Stories concerning the two major storm damage paths (straight line winds from Cuba to Pacific and microbursts and straight line winds from Union to Chesterfield) can be found elsewhere in this edition.

According to the National Weather Service, most of Franklin County received at least 1 inch of precipitation. An area around Washington and to the east (and up to around Augusta) received at least 2.5 inches. Another small area south of Gerald near the Gasconade County line also received at least 2.5 inches.

An area south of Piney Park and north of the Little Indian Creek State Conservation area received less than an inch of precipitation.

A total of 2.7 inches of precipitation was measured at The Missourian office in Downtown Washington Thursday morning at 8 a.m. That’s the heaviest precipitation measurement since heavy storms came through the area April 14, 2012. That night’s rainfall left 3.3 inches of rain in the gauge.

It was the first measurable precipitation since April 1 and pushed the monthly precipitation to 2.73 inches.

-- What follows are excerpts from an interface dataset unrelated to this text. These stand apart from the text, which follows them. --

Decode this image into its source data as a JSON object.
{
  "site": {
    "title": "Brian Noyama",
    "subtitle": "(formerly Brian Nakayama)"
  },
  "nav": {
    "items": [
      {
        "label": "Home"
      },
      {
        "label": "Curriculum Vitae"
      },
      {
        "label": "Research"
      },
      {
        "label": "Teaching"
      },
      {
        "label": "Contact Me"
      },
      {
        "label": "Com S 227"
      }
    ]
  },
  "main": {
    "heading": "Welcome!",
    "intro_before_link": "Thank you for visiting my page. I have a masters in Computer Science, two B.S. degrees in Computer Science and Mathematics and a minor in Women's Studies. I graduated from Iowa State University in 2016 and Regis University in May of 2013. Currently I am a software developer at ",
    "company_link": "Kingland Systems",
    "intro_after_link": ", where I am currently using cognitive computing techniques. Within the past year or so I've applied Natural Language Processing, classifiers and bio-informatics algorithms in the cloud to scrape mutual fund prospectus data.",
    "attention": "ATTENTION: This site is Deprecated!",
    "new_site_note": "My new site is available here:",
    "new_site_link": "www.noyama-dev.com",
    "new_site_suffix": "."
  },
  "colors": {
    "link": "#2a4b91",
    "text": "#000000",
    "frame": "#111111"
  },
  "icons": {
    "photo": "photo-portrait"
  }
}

For the year, a total of 14.72 inches of precipitation has been measured.

For 2013 so far, monthly precipitation has been:

• 4.09 inches in January;

• 2.93 inches in February;

• 4.97 inches in March; and

• 2.73 inches in April.

For the same time in 2012, a total of 10.83 inches of precipitation had been measured. The yearly total was 33.27 inches.

In 2011, precipitation through April 12 was 13.11 inches. The yearly total in 2011 was 57.8 inches.

In 2010, the April 12 total was 9.14 inches. The total for that year was 59.48 inches.

In 2009, the total through April 12 was 10.13 inches. The yearly total ended at 73.13 inches, the second-wettest year on record since precipitation totals first were kept in 1951.

The wettest year on record, 2008 (76.81 inches) had a total of 26.7 inches of precipitation through April 12.


While local rain was heavy, it’s not expected to cause significant problems on area rivers.

The heavy rainfall is expected to push the Missouri River up to 16 feet over the weekend. That’s still below the 20-foot flood stage.

The Friday 7 a.m. stage was 14.47 feet.

The Bourbeuse River in Union is expected to spike up, but it was unclear Friday morning where the river would crest. It was at 10.01 feet at 7 a.m. Friday, above the initial crest projection of 9.8 feet Saturday. The National Weather Service will be updating its crest prediction.

Action stage is 13 feet and flood stage in Union is 15 feet.

The Meramec River near Sullivan is expected to crest near 6 feet. Flood stage there is 11 feet.

At 7 a.m. Friday, the river was measured at 5.69 feet.

The Meramec River near Pacific is expected to crest near 6.8 feet. Flood stage is 15 feet.

The river was measured at 4.42 feet at 7 a.m. Friday morning.